Every record below is to be repeated exactly, with the pictures left out.

BEGIN

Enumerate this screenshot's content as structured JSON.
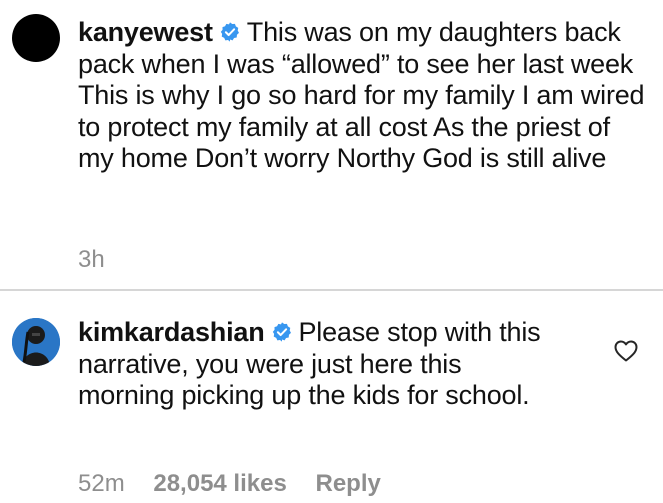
{
  "colors": {
    "verified_badge": "#3897f0",
    "meta_text": "#8e8e8e",
    "divider": "#d6d6d6"
  },
  "comments": [
    {
      "username": "kanyewest",
      "verified": true,
      "avatar_icon": "avatar-black-circle",
      "text": "This was on my daughters back pack when I was “allowed” to see her last week  This is why I go so hard for my family  I am wired to protect my family at all cost  As the priest of my home  Don’t worry Northy  God is still alive",
      "time": "3h"
    },
    {
      "username": "kimkardashian",
      "verified": true,
      "avatar_icon": "avatar-photo",
      "text": "Please stop with this narrative, you were just here this morning picking up the kids for school.",
      "time": "52m",
      "likes": "28,054 likes",
      "reply_label": "Reply",
      "like_icon": "heart-outline-icon"
    }
  ]
}
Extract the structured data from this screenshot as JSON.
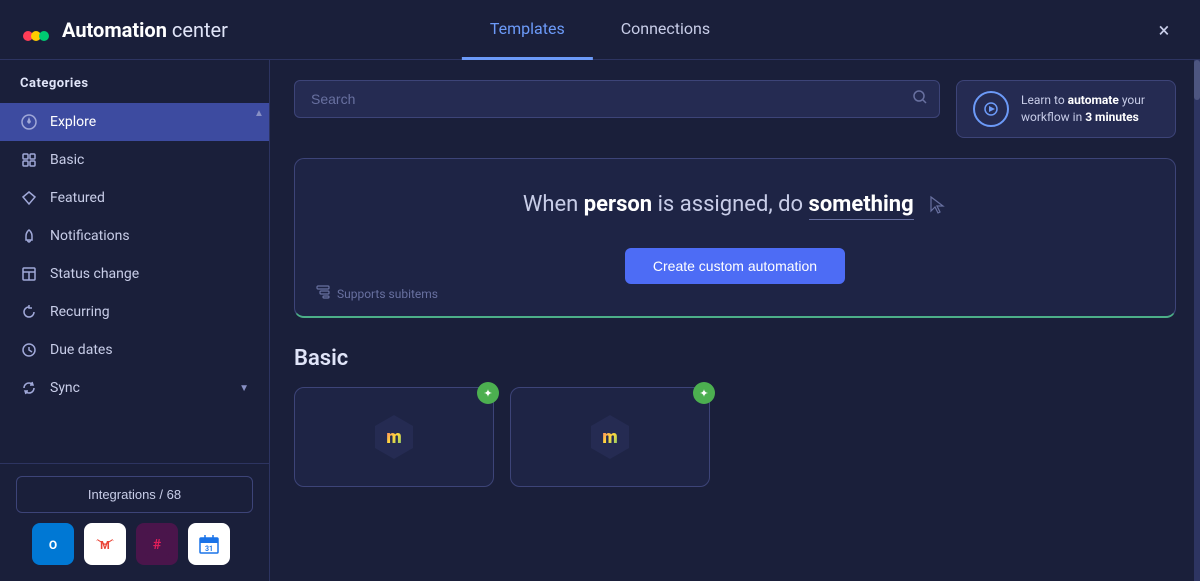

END

### [Reply]
Enumerate this screenshot's content as structured JSON.
{
  "colors": {
    "verified_badge": "#3897f0",
    "meta_text": "#8e8e8e",
    "divider": "#d6d6d6"
  },
  "comments": [
    {
      "username": "kanyewest",
      "verified": true,
      "avatar_icon": "avatar-black-circle",
      "text": "This was on my daughters back pack when I was “allowed” to see her last week  This is why I go so hard for my family  I am wired to protect my family at all cost  As the priest of my home  Don’t worry Northy  God is still alive",
      "time": "3h"
    },
    {
      "username": "kimkardashian",
      "verified": true,
      "avatar_icon": "avatar-photo",
      "text": "Please stop with this narrative, you were just here this morning picking up the kids for school.",
      "time": "52m",
      "likes": "28,054 likes",
      "reply_label": "Reply",
      "like_icon": "heart-outline-icon"
    }
  ]
}
Extract the structured data from this screenshot as JSON.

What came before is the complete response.